--- Task to complete ---
Only a number is wanted here: the count of lines in the entries below that contain the word "Chocolate".

--- Raw data ---
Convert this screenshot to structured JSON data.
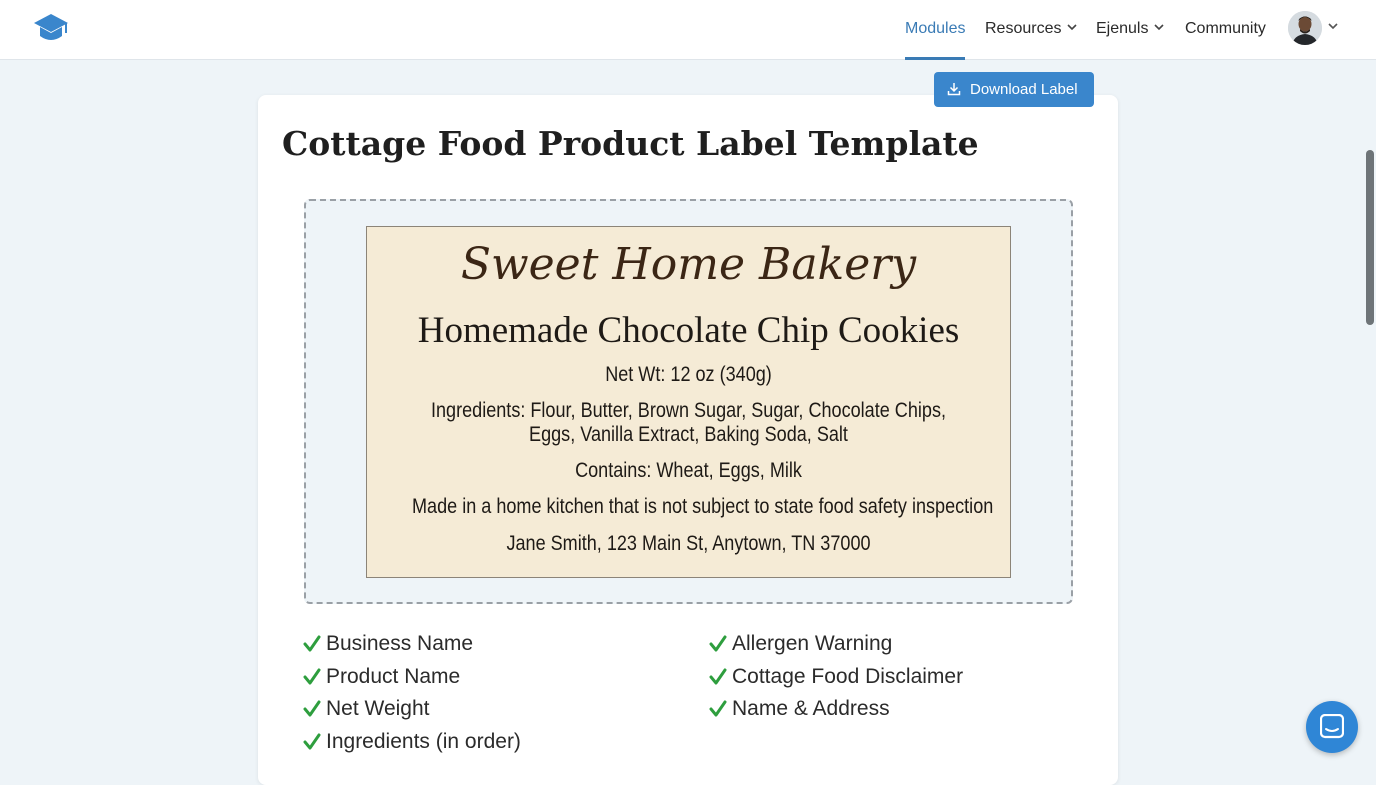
{
  "nav": {
    "items": [
      {
        "label": "Modules",
        "active": true,
        "dropdown": false
      },
      {
        "label": "Resources",
        "active": false,
        "dropdown": true
      },
      {
        "label": "Ejenuls",
        "active": false,
        "dropdown": true
      },
      {
        "label": "Community",
        "active": false,
        "dropdown": false
      }
    ],
    "logo_icon": "graduation-cap-icon",
    "avatar_icon": "user-avatar",
    "accent_color": "#3a7bb5"
  },
  "toolbar": {
    "download_label": "Download Label",
    "download_icon": "download-icon",
    "button_color": "#3a86cc"
  },
  "page": {
    "title": "Cottage Food Product Label Template"
  },
  "label": {
    "business_name": "Sweet Home Bakery",
    "product_name": "Homemade Chocolate Chip Cookies",
    "net_weight": "Net Wt: 12 oz (340g)",
    "ingredients_line1": "Ingredients: Flour, Butter, Brown Sugar, Sugar, Chocolate Chips,",
    "ingredients_line2": "Eggs, Vanilla Extract, Baking Soda, Salt",
    "allergens": "Contains: Wheat, Eggs, Milk",
    "disclaimer": "Made in a home kitchen that is not subject to state food safety inspection",
    "address": "Jane Smith, 123 Main St, Anytown, TN 37000",
    "background_color": "#f5ebd6"
  },
  "checklist": {
    "check_color": "#2e9e3e",
    "left": [
      "Business Name",
      "Product Name",
      "Net Weight",
      "Ingredients (in order)"
    ],
    "right": [
      "Allergen Warning",
      "Cottage Food Disclaimer",
      "Name & Address"
    ]
  },
  "chat": {
    "icon": "chat-icon"
  }
}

--- Finished task ---
2